New research from BYU finds that the brain’s attempts to compensate for the dopamine surges that drug users experience create a cycle of dopamine surges and suppression.
Steffensen’s research suggests that the process of a brain becoming addicted is similar to a driver overcorrecting a vehicle. When drugs and alcohol release unnaturally high levels of dopamine in the brain’s pleasure system, oxidative stress occurs in the brain.
Steffensen and his collaborators have found that the brain responds by generating a protein called BDNF (brain derived neurotrophic factor). This correction suppresses the brain’s normal production of dopamine long after someone comes down from a high. Not having enough dopamine is what causes the pains, distress and anxiety of withdrawal.

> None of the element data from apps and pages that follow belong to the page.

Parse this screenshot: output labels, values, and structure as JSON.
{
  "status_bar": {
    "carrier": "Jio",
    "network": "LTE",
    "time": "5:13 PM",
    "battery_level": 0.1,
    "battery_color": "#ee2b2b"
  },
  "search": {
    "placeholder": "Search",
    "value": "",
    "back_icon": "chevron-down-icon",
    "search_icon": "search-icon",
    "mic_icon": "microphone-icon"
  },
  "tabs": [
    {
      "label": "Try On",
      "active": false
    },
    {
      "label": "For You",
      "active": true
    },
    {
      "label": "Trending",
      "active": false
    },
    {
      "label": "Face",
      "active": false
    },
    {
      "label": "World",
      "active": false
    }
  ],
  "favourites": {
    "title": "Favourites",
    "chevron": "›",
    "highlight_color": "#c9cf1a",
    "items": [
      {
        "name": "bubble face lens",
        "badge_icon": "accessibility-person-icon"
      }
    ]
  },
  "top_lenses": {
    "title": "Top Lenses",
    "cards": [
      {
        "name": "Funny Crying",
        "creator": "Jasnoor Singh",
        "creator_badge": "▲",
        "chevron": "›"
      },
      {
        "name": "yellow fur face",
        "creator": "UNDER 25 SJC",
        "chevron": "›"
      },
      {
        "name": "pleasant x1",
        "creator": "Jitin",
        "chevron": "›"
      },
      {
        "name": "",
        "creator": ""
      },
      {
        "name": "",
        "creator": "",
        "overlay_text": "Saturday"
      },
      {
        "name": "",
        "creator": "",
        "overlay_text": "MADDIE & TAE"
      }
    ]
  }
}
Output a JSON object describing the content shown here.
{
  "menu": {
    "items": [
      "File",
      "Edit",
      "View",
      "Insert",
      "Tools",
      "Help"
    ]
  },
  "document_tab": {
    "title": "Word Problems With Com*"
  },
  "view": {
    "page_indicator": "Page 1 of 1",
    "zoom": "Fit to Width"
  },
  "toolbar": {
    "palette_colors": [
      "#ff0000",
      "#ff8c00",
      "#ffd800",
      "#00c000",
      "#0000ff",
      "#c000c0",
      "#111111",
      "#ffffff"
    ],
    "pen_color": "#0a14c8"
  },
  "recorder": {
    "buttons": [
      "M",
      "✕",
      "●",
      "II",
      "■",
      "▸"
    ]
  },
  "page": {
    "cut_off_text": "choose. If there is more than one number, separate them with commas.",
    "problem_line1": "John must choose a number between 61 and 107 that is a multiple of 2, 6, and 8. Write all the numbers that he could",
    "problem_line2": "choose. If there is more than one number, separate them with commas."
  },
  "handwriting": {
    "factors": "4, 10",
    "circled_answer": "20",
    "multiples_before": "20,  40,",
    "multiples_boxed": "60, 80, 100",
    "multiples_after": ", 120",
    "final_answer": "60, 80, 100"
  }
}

“The body attempts to compensate for unnatural levels of dopamine, but a pathological process occurs,” Steffensen said. “We think it all centers around a subset of neurons that ordinarily put the brakes on dopamine release.”